Monday, 7 September 2015

Traditional Official Ribbons

For many centuries, the bureaucratic and legal procedures of Nilkawt have accumulated to ensure the laziest sorts of Nilkawtians can claim a regular salary for doing nothing much of any value.  The procedures are an alternative to redundancy and have therefore been kept in place both as a means of charity and as a form of tradition.  In fact, many forms of forms are required in Nilkawt, and in this embassy, in triplicate, to ensure the tradition of using official ribbons can continue uninterrupted.

The ribbons are made of handwoven Nilkawtian silk, traditionally dyed to a beautiful shade of silver blue.  The silk is produced from specially bred silkworms.  The silkworms live on the royal mulberry trees, kept in large, beautiful, hand-painted ceramic pots within the conservatory-like structure of the Hike Kawt Court of the Caught.  Taking silk in Nilkawt therefore has a very special meaning indeed.

The dots on the silk are hand embroidered in three shades of purple.  The pattern on each dot is unique, yet reminiscent of Celtic art.  Each ribbon is exactly three fifths of a yard in length and two and a quarter inches in width in its finished form.  The ribbons are never cut.

The production of traditional polka dot ribbons is a major form of employment in Nilkawt, much like the paperwork they tie.  It is a Nilkawtian tradition to avoid redundancy wherever and whenever possible, as indicated in Nilkawtian employment statistics.  There has never been any unemployment or underemployment in Nilkawt.

Training apprentices for all the tasks involved in producing the ribbons also has a long Nilkawtian tradition.  No-one can begin any traditional apprenticeship in Nilkawt before the age of forty-seven, though hobbyists may learn any or all of the necessary crafts from the age of thirty-eight, as long as they are Nilkawtian citizens or visitors with at least two months remaining on a RREV.
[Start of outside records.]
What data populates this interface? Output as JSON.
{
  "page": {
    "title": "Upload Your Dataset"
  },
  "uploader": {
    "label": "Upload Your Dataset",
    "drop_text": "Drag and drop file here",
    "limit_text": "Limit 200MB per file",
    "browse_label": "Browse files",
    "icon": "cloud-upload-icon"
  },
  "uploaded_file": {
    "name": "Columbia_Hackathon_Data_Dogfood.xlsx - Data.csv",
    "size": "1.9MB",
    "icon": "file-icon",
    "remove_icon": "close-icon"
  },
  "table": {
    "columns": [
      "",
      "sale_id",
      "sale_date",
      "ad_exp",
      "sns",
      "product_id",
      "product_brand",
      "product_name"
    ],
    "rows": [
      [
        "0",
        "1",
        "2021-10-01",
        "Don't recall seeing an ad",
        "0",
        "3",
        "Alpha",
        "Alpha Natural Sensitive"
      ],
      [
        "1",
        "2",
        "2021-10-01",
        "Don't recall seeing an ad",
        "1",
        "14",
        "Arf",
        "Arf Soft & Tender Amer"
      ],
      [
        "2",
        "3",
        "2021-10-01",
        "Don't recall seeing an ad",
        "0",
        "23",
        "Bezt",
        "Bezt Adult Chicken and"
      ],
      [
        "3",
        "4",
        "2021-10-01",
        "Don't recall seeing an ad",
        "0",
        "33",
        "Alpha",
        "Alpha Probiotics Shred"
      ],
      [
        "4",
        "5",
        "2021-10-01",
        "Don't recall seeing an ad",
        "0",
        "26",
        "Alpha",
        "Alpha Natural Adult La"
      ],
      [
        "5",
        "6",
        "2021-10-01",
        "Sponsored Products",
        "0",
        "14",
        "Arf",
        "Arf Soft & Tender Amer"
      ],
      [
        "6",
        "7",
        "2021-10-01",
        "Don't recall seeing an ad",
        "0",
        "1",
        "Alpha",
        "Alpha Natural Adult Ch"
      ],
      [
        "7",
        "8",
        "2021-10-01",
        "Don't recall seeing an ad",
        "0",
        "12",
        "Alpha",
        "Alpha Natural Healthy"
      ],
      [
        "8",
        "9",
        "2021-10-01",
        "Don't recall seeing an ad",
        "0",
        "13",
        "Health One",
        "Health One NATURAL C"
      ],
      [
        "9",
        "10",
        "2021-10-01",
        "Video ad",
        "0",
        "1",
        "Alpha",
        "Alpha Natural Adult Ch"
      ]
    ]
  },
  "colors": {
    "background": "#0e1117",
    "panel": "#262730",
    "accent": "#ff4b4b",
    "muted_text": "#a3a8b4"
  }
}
No-one is permitted to tie the ribbons except for the duly appointed Marchionesses of Tying, and only then during the official ribbon tying ceremonies.

No-one is permitted to untie the ribbons except for the duly appointed Marchionesses of Untying, and only then during the official ribbon untying ceremonies.

No-one is permitted to retie the ribbons except for the duly appointed Marchionesses of Retying, and only then during the official ribbon retying ceremonies.

A Marchioness of Tying, a Marchioness of Untying and Marchioness of Retying must all be present whenever there are official opening ceremonies for events, public parks, buildings, new footpaths and other new features of Nilkawtian life and experience.  In many ways this ceremony is similar to the ribbon cutting ceremony of other societies except, of course, that no Nilkawtian ribbon is ever cut.

Firstly, a Marchioness of Tying will inspect the preparations for the ceremony, to ensure everything is in order and satisfactory.  She will then tie two ribbons together between two portable official bollards.

Then a Marchioness of Untying will give a speech, lasting between fifteen and twenty minutes if everyone present is wearing a hat and thirty-five and forty-eight minutes if at least one person present is not wearing a hat.  She will then untie the ribbon, all being well.

A Marchioness of Retying is present in case anything goes awry, in which case she reties the ribbon.  This allows for the final part of the ceremony to be postponed until the problem is officially resolved.  The relevant Marchioness of Tying, or another Marchioness acting in the same capacity, then repeats the first part of the ceremony and one of the Marchionesses of Untying will repeat the speech in full, or another of her own choosing, and then untie the ribbon.  Then one of the Marchionesses of Retying will inspect the situation ceremonially, as before, to ensure everything is in order.

There is no red tape in Nilkawt.